The onset period can last from 1 to 8 days, the younger the age, the longer the onset time. Diarrhea caused by rotavirus can be cured within 24 hours without the synergistic effect of E. coli. If it is mixed with E. coli, the body temperature of the sick calves will increase, and the white blood cells will decrease. Finally, they may die of hemorrhagic enteritis caused by peptic ulcer, as well as local lymph node, collective lymph node, spleen and thymus endolymphatic tissue deficiency. The incubation period of coronavirus infection is 19-24 hours, and its clinical symptoms and intestinal lesions are more serious than those of rotavirus infection, and even if there is no coexistence of E. coli, the diarrhea caused by the coronavirus can also cause the death of calves over 1 week old. Diarrhea caused by Cryptosporidium, manifests as anorexia, progressive weight loss, long course, intermittent watery stool, occult blood in the stool, and mucus. Diarrhea caused by improper feeding and management usually occurs during lactation. At the beginning of the disease, the stools are mostly porridge-like, light yellow, grayish yellow or even grayish white. In the future, some drainage-like dark yellow, sometimes yellow, sometimes dark green porridge-like feces, the smell is not great, if the disease is serious, there will be a fishy smell. Feces are often attached to the anus, tail hair, hocks and thighs. The temperature of sick calves is generally normal, or slightly higher or lower. Pulse and breathing speed up a little, lack of energy, loss of appetite, or loss of appetite, and more like lying down. In addition, the stool has a sour smell, and is mixed with small bubbles and undigested curds or feed fragments. The bowel sounds are high and loud, with mild suffocation and abdominal pain.

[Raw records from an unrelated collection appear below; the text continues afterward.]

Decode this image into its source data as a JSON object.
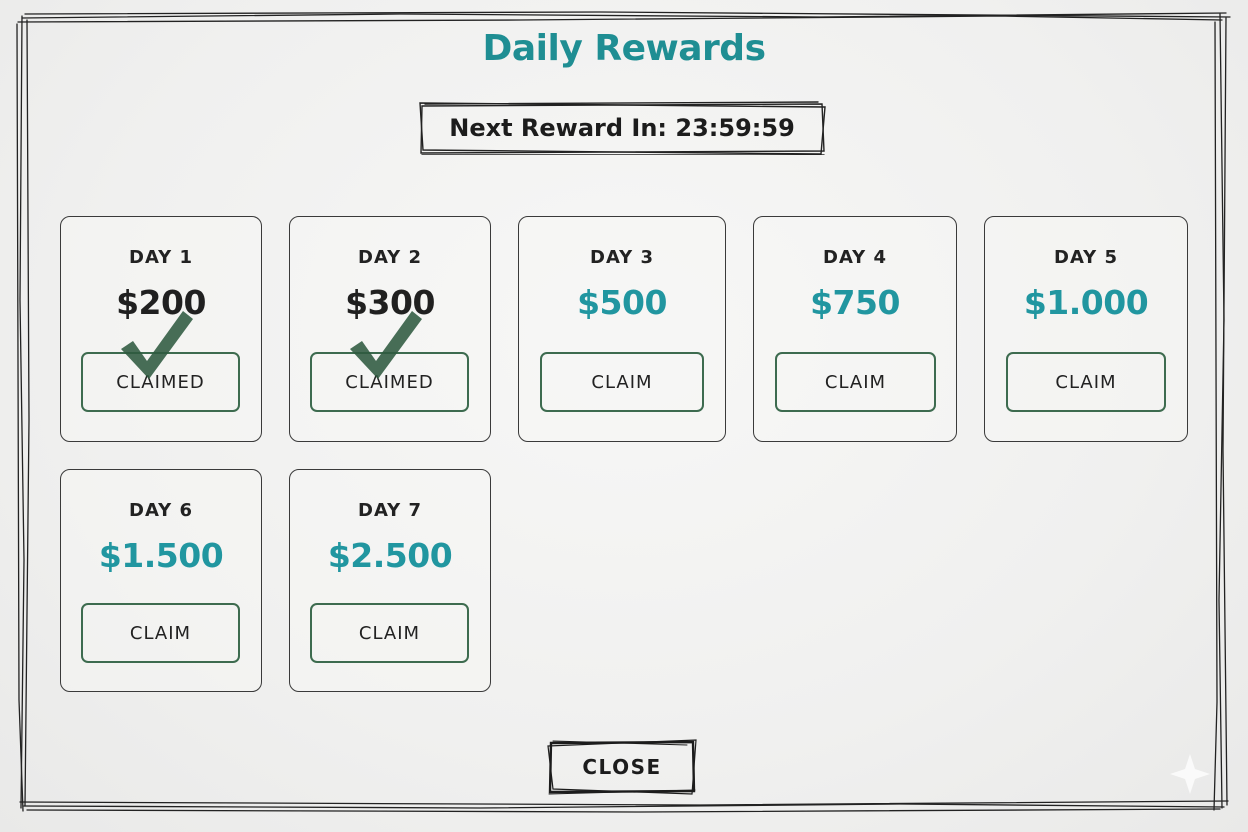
{
  "title": "Daily Rewards",
  "timer": {
    "text": "Next Reward In: 23:59:59"
  },
  "rewards": [
    {
      "day": "DAY 1",
      "amount": "$200",
      "button": "CLAIMED",
      "claimed": true
    },
    {
      "day": "DAY 2",
      "amount": "$300",
      "button": "CLAIMED",
      "claimed": true
    },
    {
      "day": "DAY 3",
      "amount": "$500",
      "button": "CLAIM",
      "claimed": false
    },
    {
      "day": "DAY 4",
      "amount": "$750",
      "button": "CLAIM",
      "claimed": false
    },
    {
      "day": "DAY 5",
      "amount": "$1.000",
      "button": "CLAIM",
      "claimed": false
    },
    {
      "day": "DAY 6",
      "amount": "$1.500",
      "button": "CLAIM",
      "claimed": false
    },
    {
      "day": "DAY 7",
      "amount": "$2.500",
      "button": "CLAIM",
      "claimed": false
    }
  ],
  "close_button": "CLOSE",
  "icons": {
    "claimed_mark": "checkmark-icon",
    "corner": "sparkle-icon"
  },
  "colors": {
    "accent": "#1f8e93",
    "amount_available": "#2196a0",
    "button_border": "#3d6b4f",
    "checkmark": "#2f5a40"
  }
}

Heart sounds increase, heart rate increases, and breathing speeds up. When the diarrhea persists, the skin becomes dry and wrinkled due to the lack of water in the tissues and cells, the skin becomes rough and loses its luster, and the eyes are sunken. In severe cases, he could not stand steady and tremble all over. In the later stages of the illness, the body temperature often drops suddenly, and the limbs, ear tips, and nose become cold, and eventually coma and die.